Calypso has a role of informing the people of the latest news since major events are recorded and are recalled by simple evocation of a particular calypso at the appropriate time. When the house of one of the characters burns, a calypso is immediately called in mind to serve as a point of comparison: But what a fire it was! It was the most beautiful fire in Port of Spain since 1933 when the Treasury (of all places) burnt down, and the calypsonian sang: It was a glorious and beautiful scenery Was the burning of the Treasury.

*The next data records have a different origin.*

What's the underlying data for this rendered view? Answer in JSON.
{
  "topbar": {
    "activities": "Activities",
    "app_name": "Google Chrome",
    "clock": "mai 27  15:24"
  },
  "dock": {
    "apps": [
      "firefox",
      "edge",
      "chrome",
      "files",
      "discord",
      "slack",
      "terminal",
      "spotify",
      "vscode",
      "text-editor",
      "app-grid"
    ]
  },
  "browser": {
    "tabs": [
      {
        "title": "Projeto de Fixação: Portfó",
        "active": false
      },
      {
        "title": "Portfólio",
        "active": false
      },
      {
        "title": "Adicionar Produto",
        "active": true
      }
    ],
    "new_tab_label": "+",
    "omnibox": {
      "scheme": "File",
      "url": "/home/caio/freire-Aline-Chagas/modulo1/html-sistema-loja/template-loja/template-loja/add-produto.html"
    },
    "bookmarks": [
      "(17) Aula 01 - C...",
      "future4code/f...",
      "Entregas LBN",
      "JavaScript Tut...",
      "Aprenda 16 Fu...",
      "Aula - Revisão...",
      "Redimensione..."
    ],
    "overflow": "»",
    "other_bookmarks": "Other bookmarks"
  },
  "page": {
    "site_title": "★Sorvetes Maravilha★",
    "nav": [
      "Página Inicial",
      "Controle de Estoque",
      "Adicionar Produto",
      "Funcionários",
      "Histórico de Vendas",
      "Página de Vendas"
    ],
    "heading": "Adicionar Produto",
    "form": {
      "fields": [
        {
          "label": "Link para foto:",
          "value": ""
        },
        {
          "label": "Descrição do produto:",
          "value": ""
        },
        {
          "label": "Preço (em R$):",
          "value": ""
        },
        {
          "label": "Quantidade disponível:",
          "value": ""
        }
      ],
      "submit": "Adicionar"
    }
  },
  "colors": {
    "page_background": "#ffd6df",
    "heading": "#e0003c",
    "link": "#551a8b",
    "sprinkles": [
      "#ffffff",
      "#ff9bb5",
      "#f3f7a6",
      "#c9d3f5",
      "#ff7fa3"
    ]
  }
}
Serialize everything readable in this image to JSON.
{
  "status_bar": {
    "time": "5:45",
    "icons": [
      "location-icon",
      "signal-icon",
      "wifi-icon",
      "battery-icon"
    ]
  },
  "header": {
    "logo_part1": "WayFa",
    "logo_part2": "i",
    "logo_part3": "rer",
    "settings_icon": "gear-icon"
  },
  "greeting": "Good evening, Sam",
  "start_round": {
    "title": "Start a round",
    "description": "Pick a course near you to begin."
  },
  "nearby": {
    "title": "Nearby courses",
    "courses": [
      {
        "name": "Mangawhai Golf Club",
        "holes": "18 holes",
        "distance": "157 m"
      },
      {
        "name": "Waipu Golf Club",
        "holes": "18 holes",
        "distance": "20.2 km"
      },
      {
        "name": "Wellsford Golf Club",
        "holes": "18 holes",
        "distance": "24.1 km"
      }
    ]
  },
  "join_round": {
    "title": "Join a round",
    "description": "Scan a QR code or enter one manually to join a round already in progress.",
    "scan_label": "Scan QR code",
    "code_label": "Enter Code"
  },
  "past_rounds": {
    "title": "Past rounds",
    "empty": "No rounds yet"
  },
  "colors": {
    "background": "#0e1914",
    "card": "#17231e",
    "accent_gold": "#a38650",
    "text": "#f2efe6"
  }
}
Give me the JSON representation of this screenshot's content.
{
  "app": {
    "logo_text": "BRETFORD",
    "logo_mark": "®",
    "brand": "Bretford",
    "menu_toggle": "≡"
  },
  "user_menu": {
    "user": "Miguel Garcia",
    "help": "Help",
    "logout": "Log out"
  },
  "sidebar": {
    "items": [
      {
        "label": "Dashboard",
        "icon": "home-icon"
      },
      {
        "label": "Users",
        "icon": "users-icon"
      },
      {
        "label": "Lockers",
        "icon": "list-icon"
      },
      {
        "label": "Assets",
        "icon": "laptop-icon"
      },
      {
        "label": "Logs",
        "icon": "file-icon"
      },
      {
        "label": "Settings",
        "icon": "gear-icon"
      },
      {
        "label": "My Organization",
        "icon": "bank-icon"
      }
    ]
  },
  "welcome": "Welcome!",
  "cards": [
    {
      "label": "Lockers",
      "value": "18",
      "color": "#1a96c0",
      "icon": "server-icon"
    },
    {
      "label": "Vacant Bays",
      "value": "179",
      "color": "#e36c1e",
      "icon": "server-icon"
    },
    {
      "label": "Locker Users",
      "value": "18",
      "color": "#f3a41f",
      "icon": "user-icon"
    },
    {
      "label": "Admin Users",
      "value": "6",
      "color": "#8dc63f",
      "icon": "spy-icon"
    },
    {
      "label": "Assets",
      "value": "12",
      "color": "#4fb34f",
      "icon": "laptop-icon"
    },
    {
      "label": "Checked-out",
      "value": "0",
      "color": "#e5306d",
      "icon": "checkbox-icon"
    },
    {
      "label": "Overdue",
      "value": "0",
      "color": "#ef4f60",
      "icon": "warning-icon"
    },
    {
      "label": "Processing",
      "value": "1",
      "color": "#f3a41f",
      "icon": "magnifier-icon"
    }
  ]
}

(Naipaul 72) Again, the news of peace after the Second World War is accompanied by the calypso which gave the joyous expression of relief: I remember that night when the news of peace reached Port of Spain. People just went wild and there was a carnival in the streets. A new calypso sprang out of nothing and everybody was dancing in the streets to the tune of: All day and all night Miss Mary Ann Down by the river-side she taking man.

(Naipaul 128) In ?Until the Soldiers Came,? the central theme appears to be the disruption caused by the American military presence in Trinidad during World War Two, and the Americanization of the Trinindadians. Nailpaul includes references to calypsoes by Lord Invador which illustrate how the power of the ?Yankee dollar? disturbed the traditional pattern of man-woman relationships in Trinidad. The sociological consequences of the American presence in Trinidad are like every other news, seen in the light of the popular calypsoes that appeared at that time: Then the war came. Hitler invaded France and the Americans invaded Trinidad. Lord Invador made a hit with his calypso: I was living with my decent and contended wife Until the soldiers came and broke up my life.

For the first time in Trinidad there was work for everybody, and the Americans paid well. Invader sang: Father, mother and daughter! Working for the Yankee dollar Money in the land! The Yankee dollar, oh! (Naipaul 143) Naipaul is once again placing his stories within the mainstream of the calypso experience.

With the help of the calypso, Naipaul is satirizing the limits and improbability of achievement by Trinidadian males of Miguel Street as it is in reality. To escape is to escape from Miguel Street to a Western society; although many attempt, few succeed. And when they do they want to be completely cut off from their past. This usually brings down their ultimate failure. Most of the characters have accepted this as inevitabilities in their lives. Virtually all the characters seem paralysed by their environment despite their surface resilence.

Calypso is a style of writing that is genuinely and peculiarly Trinidadian form of music which transcends the limitations of the society. Naipaul integrates this traditional form into his novel for many reasons. One is simply to employ the language of the people that Trinidadians recognize. The language he uses and the themes he writes about is close to calypsonians own ironic view of society. Calypso is also used to round off arguments, encapsulate personal bits of philosophy, or substantiate certain stereotyped attitudes More significantly, however, by quoting from particular calypsoes, Naipaul adds colour and realism to his fictional characters and their stories, and shows the likely Trinindadian response. By bringing it to life he can satirize the many aspects of Trinidadian life that he sees as needing of criticism for possible improvement. It becomes fundamental to the lives of these residents and that it is seen as a sort of poor man?s philosophy , making it possible for eccentrics of this urban slum to come to terms with themselves and with those around them.